about the universe forum commander Shop Now Commanders Circle
Product List FAQs home Links Contact Us

Friday, September 20, 2013

The Top Ten Mistakes in Fiction

10. It’s the middle of a war and your characters refer to the border (as in “we must get back to the border”). Guys, the border became irrelevant when the invasion started. It’s the front line you want. Of course, if you’re talking about pushing the enemy back to the original border, then border is the correct word.

9. Using the word it’s as a possessive. The possessive form is simply "its." It’s" means "it is."

8. Be careful using dashes. Any time a dash can be used, another punctuation mark would work, but there are rare cases when it makes sense — such as a pause in the conversation.

7. It seems that grammar schools no longer teach people how to punctuate or capitalize dialogue.
Wrong: “Take the ship to the left helmsman.” Said the captain. “And bring us behind them.”
Right: “Take the ship to port, helmsman,” said the captain, “and bring us behind them.”

6. Klingons, more than anyone else, avoid being chatty in combat. When writing Klingon dialogue, go back and see how many words you can delete. Consider:
Chatty Human: “The warp power is at maximum. Engines are running within acceptable parameters. That new flux coupler Korik-than installed seems to be hanging in there. The batteries are at 100% status.”
Terse Klingon: “Warp power max, parameters acceptable, new coupler stable, batteries 100%.”

5. Write a story about a great, anguished, heart-rending debate about something every SFB player knows the result of.

4. Fight the entire battle without launching a drone from your racks. In fact, totally ignore the fact that the ship in your story even has drone racks. Alternately, ignore reserve power.

3. Be sure to get the year wrong. Pick a year for your story when the two empire were not at war, or when the ship you are using had not been built, or when the situation your story presents could not have happened.

2. Give the hero of your story your own name.

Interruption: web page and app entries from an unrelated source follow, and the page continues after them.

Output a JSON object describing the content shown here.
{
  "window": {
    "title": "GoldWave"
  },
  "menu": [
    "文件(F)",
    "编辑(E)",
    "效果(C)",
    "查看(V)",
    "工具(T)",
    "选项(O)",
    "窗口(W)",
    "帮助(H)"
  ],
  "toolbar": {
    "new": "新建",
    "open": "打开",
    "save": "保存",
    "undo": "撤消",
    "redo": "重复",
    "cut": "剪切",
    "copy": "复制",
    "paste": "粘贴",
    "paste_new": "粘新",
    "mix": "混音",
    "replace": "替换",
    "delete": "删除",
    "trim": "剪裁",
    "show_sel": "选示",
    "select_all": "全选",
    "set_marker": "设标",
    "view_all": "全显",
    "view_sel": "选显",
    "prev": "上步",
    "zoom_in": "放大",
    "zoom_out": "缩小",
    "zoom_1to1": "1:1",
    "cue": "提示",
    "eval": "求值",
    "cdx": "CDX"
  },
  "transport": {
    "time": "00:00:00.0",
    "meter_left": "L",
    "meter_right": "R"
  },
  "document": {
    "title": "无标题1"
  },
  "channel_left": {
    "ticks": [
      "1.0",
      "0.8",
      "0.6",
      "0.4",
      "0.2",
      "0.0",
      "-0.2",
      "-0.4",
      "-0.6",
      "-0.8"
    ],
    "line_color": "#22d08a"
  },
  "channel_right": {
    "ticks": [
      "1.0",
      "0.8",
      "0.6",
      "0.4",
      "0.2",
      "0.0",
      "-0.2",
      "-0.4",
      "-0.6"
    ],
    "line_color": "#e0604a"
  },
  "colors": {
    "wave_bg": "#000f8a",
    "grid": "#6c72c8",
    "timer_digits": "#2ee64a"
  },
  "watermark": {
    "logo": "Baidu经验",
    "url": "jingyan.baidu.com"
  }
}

1. Have the ship’s crew do something that makes no sense, such as stopping in enemy territory without charging the phasers.

(c) 2005 Amarillo Design Bureau, Inc. Captain's Log #31.